Valve breathing means breathing through the valves we form in the throat (Ujjayi breath) or mouth (Shitali, Sitkari). It adds a vibratory quality to the breath (Ujjayi) and can be used to heat or cool the system, as well as prolong the breath.

Example:
  1. Ujjayi: Slightly constricts the throat opening to create some resistance to airflow. Breathe in and out through the nose with this slight restriction in the throat. Aim for a soft, soothing sound (useful for prolonging the breath and calming the system).
  2. Shitali: Start with your chin down, tongue arched and fully extended. As you inhale, inhale the air, lifting your chin to above level. First fold the tongue back and drop the chin, then exhale through the nostrils alternately (Soothing, cooling effect).
  3. Sitkari: Start with your chin down, tip of your tongue behind your front teeth. As you inhale, draw in the air between your tongue and the palate. Drop the head, fold the tongue back, then exhale through the nostrils alternately (cooling effect, relaxation).

Vocal Breathing

Vocal breathing creates sounds and vibrations. Humming has been shown to increase nitric oxide production in the nose, reduce chronic inflammation and sinus infections and lead to parasympathetic (rest and digestion) dominance. Working with sound affects the system vigorously. We can change the volume and pitch of the voice to produce a more calming or more stimulating effect.

Example:

Bhramari (Bee breath): Inhale smoothly, on exhaling make a low or medium humming sound as long as it is comfortable. (Calming, focusing effect, helps process mental chatter. You can use a higher pitch or increase the volume for a more stimulating effect. This works well for switching from loud to quiet, or from high to low notes for a more grounding effect. many.

Refining Technique

Breathing exercises like Kapalbhati and Bhastrika involve fast and strong breathing, therefore they are considered a cleansing practice rather than pranayama. Both techniques are facilitated by repeated lower abdominal contractions and are usually performed in a sitting position.

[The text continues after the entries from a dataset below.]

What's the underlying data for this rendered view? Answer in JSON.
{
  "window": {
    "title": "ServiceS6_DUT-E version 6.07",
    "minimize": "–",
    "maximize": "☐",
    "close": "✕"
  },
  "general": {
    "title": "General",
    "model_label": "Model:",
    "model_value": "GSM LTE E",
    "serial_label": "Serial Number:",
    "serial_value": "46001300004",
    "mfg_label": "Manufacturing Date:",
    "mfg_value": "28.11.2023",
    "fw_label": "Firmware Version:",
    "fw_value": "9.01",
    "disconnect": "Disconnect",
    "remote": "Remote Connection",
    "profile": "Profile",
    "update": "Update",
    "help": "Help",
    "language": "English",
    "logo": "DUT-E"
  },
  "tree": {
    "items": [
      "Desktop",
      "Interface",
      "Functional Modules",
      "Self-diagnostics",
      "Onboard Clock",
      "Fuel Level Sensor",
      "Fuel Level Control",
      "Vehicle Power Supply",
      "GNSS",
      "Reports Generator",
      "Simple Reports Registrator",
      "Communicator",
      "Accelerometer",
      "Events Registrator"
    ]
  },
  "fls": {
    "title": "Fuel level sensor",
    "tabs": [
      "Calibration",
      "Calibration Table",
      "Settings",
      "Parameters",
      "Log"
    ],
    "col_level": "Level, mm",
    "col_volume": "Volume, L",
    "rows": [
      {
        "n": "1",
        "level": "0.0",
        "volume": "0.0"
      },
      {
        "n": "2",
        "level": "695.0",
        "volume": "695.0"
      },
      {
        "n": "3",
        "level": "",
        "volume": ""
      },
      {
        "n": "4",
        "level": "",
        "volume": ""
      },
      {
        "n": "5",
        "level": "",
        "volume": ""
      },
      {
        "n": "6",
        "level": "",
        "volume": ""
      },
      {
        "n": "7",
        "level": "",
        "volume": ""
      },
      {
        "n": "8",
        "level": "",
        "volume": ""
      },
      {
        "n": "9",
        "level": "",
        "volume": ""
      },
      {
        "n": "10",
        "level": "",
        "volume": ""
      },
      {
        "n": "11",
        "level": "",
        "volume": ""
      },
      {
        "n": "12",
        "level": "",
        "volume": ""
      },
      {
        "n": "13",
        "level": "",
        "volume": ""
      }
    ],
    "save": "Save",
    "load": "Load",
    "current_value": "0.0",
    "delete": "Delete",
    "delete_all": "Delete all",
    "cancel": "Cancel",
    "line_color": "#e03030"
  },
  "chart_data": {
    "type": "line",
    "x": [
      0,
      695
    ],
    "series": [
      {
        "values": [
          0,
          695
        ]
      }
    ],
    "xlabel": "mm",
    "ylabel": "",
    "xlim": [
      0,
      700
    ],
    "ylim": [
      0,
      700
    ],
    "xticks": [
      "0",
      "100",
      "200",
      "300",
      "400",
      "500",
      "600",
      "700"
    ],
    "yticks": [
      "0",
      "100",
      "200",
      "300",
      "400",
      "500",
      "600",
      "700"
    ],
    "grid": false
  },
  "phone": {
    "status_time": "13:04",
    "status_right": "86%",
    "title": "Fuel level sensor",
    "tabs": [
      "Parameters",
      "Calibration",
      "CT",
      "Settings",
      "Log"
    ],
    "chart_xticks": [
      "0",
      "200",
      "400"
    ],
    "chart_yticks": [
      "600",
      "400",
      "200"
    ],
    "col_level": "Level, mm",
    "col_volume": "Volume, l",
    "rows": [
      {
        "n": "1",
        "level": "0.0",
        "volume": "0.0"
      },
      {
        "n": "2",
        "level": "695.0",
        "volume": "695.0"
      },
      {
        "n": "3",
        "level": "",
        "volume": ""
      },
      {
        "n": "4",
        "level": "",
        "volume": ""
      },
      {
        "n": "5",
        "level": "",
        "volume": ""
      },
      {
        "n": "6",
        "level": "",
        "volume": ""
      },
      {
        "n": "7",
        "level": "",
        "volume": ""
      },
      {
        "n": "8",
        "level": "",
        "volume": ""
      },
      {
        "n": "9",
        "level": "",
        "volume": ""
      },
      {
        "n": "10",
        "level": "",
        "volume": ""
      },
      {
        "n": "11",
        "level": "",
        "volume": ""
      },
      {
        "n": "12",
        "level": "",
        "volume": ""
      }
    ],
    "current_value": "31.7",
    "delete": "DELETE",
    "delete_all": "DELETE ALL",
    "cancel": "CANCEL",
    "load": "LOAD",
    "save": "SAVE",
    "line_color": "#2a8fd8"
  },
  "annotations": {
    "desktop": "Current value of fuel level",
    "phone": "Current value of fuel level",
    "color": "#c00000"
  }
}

Example:
  1. Kapalbhati (Skull shines): Inhale quickly, relax the stomach; As you exhale quickly and forcefully contract your stomach, forcing air out through both nostrils.
  2. Bhastrika (Bellow Breath): Inhale quickly through the left nostril, while exhaling tighten the stomach and force the air out through the left nostril. Continue, alternating sides.

Both exercises have a warming effect, they can help increase control over your abdominal muscles, clear your sinuses, potentially increase your metabolic rate and to facilitate certain mental states.

When we start working with the breath, it is easy to get lost in the sea of ​​possibilities. There are so many different buffet techniques, that it might be tempting to try a little of everything. And there is some value in experimentation, but the main point in working with the breath is consistency. 
So it is best to start with the basics and understand them first. Then you can choose a ratio or technique that can be useful for your current situation and/or condition and stick with it for a while. Work with it for some time and make sure that the rest of your yoga practice supports it.